For the approximately 1.7 million people in the United States living without one or more of their natural limbs, the process of acquiring a prosthetic one is exhausting. It’s a drain on time and money, involving mold fitting, laser body scanning, and hours upon hours in prosthetists’ offices.
But many of the approximately 34 million people around the world living without a natural limb don’t have access to this process at all.
The motivation to research and create more advanced prosthetic limbs is not financial. The money poured into research isn’t often recouped, simply because there aren’t enough customers. And it isn’t cheap for those customers, either.
3-D printing has the potential to change this.
When Scott Summit, the founder of Bespoke Innovations, started researching 3-D prosthetics six years ago, you had to go to Los Angeles to get a 3-D body scan and it cost about $800. Summit has been working for the past six years to reach a point where fully 3-D printed prosthetics become an easy reality.

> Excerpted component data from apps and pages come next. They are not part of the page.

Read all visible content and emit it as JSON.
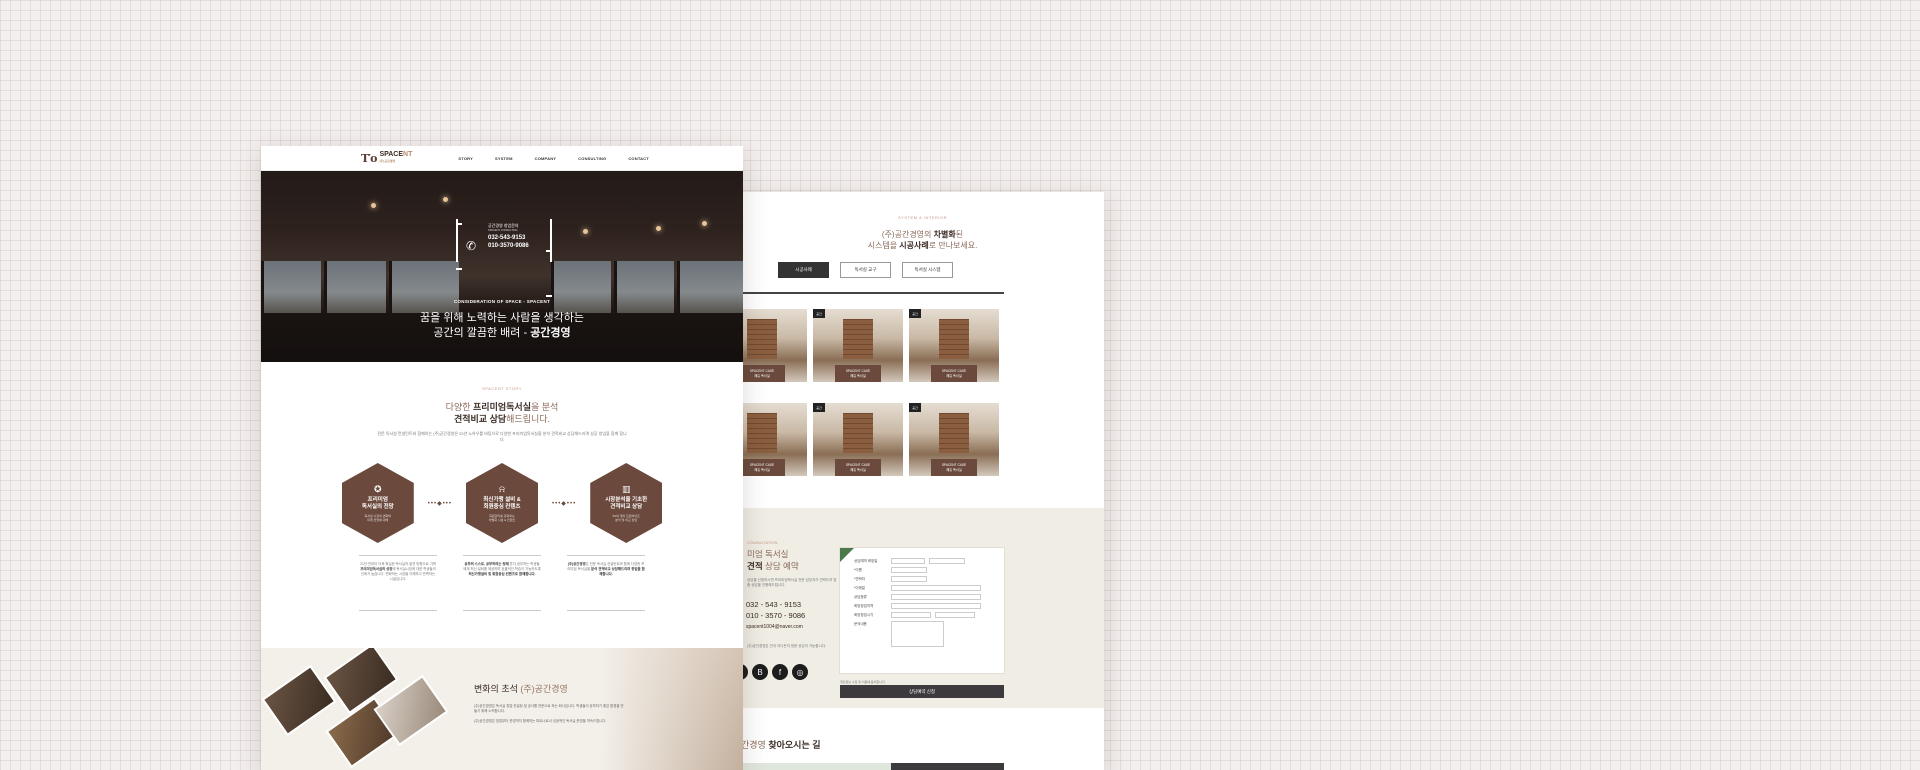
{
  "site": {
    "logo_mark": "T′o",
    "logo_name_a": "SPACE",
    "logo_name_b": "NT",
    "logo_sub": "(주)공간경영",
    "menu": [
      "STORY",
      "SYSTEM",
      "COMPANY",
      "CONSULTING",
      "CONTACT"
    ]
  },
  "hero": {
    "box_title": "공간경영 창업문의",
    "box_sub": "SPACENT CONSULTING",
    "phone1": "032-543-9153",
    "phone2": "010-3570-9086",
    "kicker": "CONSIDERATION OF SPACE - SPACENT",
    "line1": "꿈을 위해 노력하는 사람을 생각하는",
    "line2a": "공간의 깔끔한 배려 - ",
    "line2b": "공간경영"
  },
  "story": {
    "kicker": "SPACENT STORY",
    "title_a": "다양한 ",
    "title_b": "프리미엄독서실",
    "title_c": "을 분석",
    "title_d": "견적비교 상담",
    "title_e": "해드립니다.",
    "para": "전문 독서실 컨설턴트와 함께하는 (주)공간경영은 20년 노하우를 바탕으로 다양한 프리미엄독서실을 분석 견적비교 상담해드리며 성공 창업을 함께 합니다.",
    "cards": [
      {
        "title": "프리미엄\n독서실의 전망",
        "sub": "독서실 시장의 변화와\n미래 전망에 대해",
        "desc": "21년 전부터 더욱 확실한 독서실의 발전 방향으로 가며 ",
        "desc_b": "프리미엄독서실의 성장",
        "desc2": "에 독서실시장에 대한 학생들의 신뢰가 높습니다. 변화하는 시장을 이해하고 만족하는 시설입니다."
      },
      {
        "title": "최신가맹 설비 &\n회원중심 컨텐츠",
        "sub": "회원관리를 강화하는\n차별화 시설 & 컨텐츠",
        "desc_b": "공부의 스스로, 공부하려는 정체",
        "desc": " 혼자 공부하는 학생들에게 최신 설비를 제공하며 효율적인 학습이 가능하도록 ",
        "desc2": "최신가맹설비 및 회원중심 컨텐츠로 함께합니다."
      },
      {
        "title": "시장분석을 기초한\n견적비교 상담",
        "sub": "50여 개의 프랜차이즈\n분석 및 비교 상담",
        "desc_b": "(주)공간경영",
        "desc": "은 전문 독서실 컨설턴트와 함께 다양한 프리미엄 독서실을 ",
        "desc2": "분석 견적비교 상담해드리며 창업을 함께합니다."
      }
    ]
  },
  "change": {
    "title_a": "변화의 초석 ",
    "title_b": "(주)공간경영",
    "para1": "(주)공간경영은 독서실 창업 컨설팅 및 공사를 전문으로 하는 회사입니다. 학생들이 공부하기 좋은 환경을 만들기 위해 노력합니다.",
    "para2": "(주)공간경영은 창업부터 운영까지 함께하는 파트너로서 성공적인 독서실 운영을 약속드립니다."
  },
  "system": {
    "kicker": "SYSTEM & INTERIOR",
    "title_a": "(주)공간경영의 ",
    "title_b": "차별화",
    "title_c": "된",
    "title_d": "시스템을 ",
    "title_e": "시공사례",
    "title_f": "로 만나보세요.",
    "tabs": [
      "시공사례",
      "독서실 교구",
      "독서실 시스템"
    ],
    "tiles": [
      {
        "badge": "",
        "cap1": "SPACENT CASE",
        "cap2": "쾌유 독서실"
      },
      {
        "badge": "공간",
        "cap1": "SPACENT CASE",
        "cap2": "쾌유 독서실"
      },
      {
        "badge": "공간",
        "cap1": "SPACENT CASE",
        "cap2": "쾌유 독서실"
      },
      {
        "badge": "",
        "cap1": "SPACENT CASE",
        "cap2": "쾌유 독서실"
      },
      {
        "badge": "공간",
        "cap1": "SPACENT CASE",
        "cap2": "쾌유 독서실"
      },
      {
        "badge": "공간",
        "cap1": "SPACENT CASE",
        "cap2": "쾌유 독서실"
      }
    ]
  },
  "reserve": {
    "kicker": "CONSULTATION",
    "title_a": "미엄 독서실",
    "title_b": "견적",
    "title_c": " 상담 예약",
    "para": "상담을 신청하시면 프리미엄독서실 전문 담당자가 연락드려 맞춤 상담을 진행해드립니다.",
    "phone1": "032 - 543 - 9153",
    "phone2": "010 - 3570 - 9086",
    "email": "spacent1004@naver.com",
    "note": "(주)공간경영은 전국 어디든지 방문 상담이 가능합니다.",
    "fields": [
      "상담예약 희망일",
      "*이름",
      "*연락처",
      "*이메일",
      "상담종류",
      "희망창업지역",
      "희망창업시기",
      "문의내용"
    ],
    "agree_note": "개인정보 수집 및 이용에 동의합니다.",
    "submit": "상담예약 신청"
  },
  "directions": {
    "title_a": "간경영 ",
    "title_b": "찾아오시는 길"
  }
}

Everyone I talk to about the intersection of 3-D printing and prosthetics mentions Summit as the definitive expert in the field, and he says we can, right now, create a prosthetic limb with an iPhone and a 3-D printer. “I would like to see the creation of a prosthetic limb to be a viral app that’s usable by everyone,” Summit says.
The technology exists. Unfortunately, it costs a boatload of money.
3-D printing is, in layman’s terms, the ability to take a digital model and “print” it in all its three-dimensional glory. Generally, this process uses plastic as a medium, though it also works with metal and even biological material (though this is a slightly different process). 3-D printing offers higher customization of geometric models than ever before, and its nature allows for more trial and error in the actual creation process, since it makes prototyping cheap and quick.
The Media Hype
Jon Kuniholm, who lost his right arm to an IED as a Marine in Iraq, finds the media hype particularly egregious. Kuniholm founded The Open Prosthetics Project, a non-profit open-source collaborative resource for innovations in prosthetics, and he’s given several Tedx talks about the pros and cons of advancing of this technology.
Most prosthetic limbs are composed of two halves: the replacement limb and the part that connects with the body (generally called a socket). These parts are often made of a combination of materials from metals to plastics to electronics, which presents a problem for 3-D printing, which currently can only print one material at a time. The other issue 3-D printing faces is the connection to the body.
“The idea is—you’re trying to securely attach a hand or a foot or whatever to somebody’s skeleton—which is inside their body—through the soft tissue that’s still around it without damaging that soft tissue or it being uncomfortable,” Koniholm says. “Most of the time, a surface scan of somebody’s body isn’t going to create something that is going to be useful, because it has to interact with the bony part that’s inside.”
Generally, doing this requires that a plaster mold be made of the stump to capture its geometry. While a high-end laser body scanner, such as the one Summit remembers in Los Angeles, can do this work, Koniholm doesn’t think there is necessarily an advantage to it.
That said, scanners can help figure out the geometry of prototypes, which can then be created using a 3-D printing.
“If someone needs a prosthetic, then they’ll typically have another limb that’s intact, and they’ll use a white-light scanner or laser-based scanner to capture their intact limb and scan it to create their other limb,” says Rob Connelly, president of FineLine Prototyping. One of the advantages of 3-D printing is the absurd amount of customization available for the visual aspect of a prosthetic limb. While scanners vary in resolution, some exist that can “get down to even the fingerprint level,” Connelly says, allowing for a near-exact replica of an amputee’s remaining limb.
“There is a tremendous amount of engineering that goes into any prosthetics,” as Connelly says, but 3-D printing can still help create prototypes as engineers move toward an end goal.
For example, in 2009, then-25-year-old Joel Salder was honored by TIME for having one of the best 50 inventions that year—a prosthetic knee that only cost $20. The Stanford University Bio-X fellow used 3-D printing “to find out what forms work really well for a knee joint” when creating the JaipurKnee.
That’s one of the biggest advantages of 3-D printing, the ability to quickly print highly customizable forms. This opens the practice up to mechanical extrapolations, such as producing cheaper components for traditional prosthetic limbs.
Take Willow Wood, a company that produces prosthetic limbs and components. “We can print out a socket that can be used definitively, but attached to that socket is generally some sort of suspension device,” says director of research Jim Colvin. “To print that [component] in the same printer is not possible today.… You’re trying to replace a part of the body, and that part of the body isn’t homogenous.”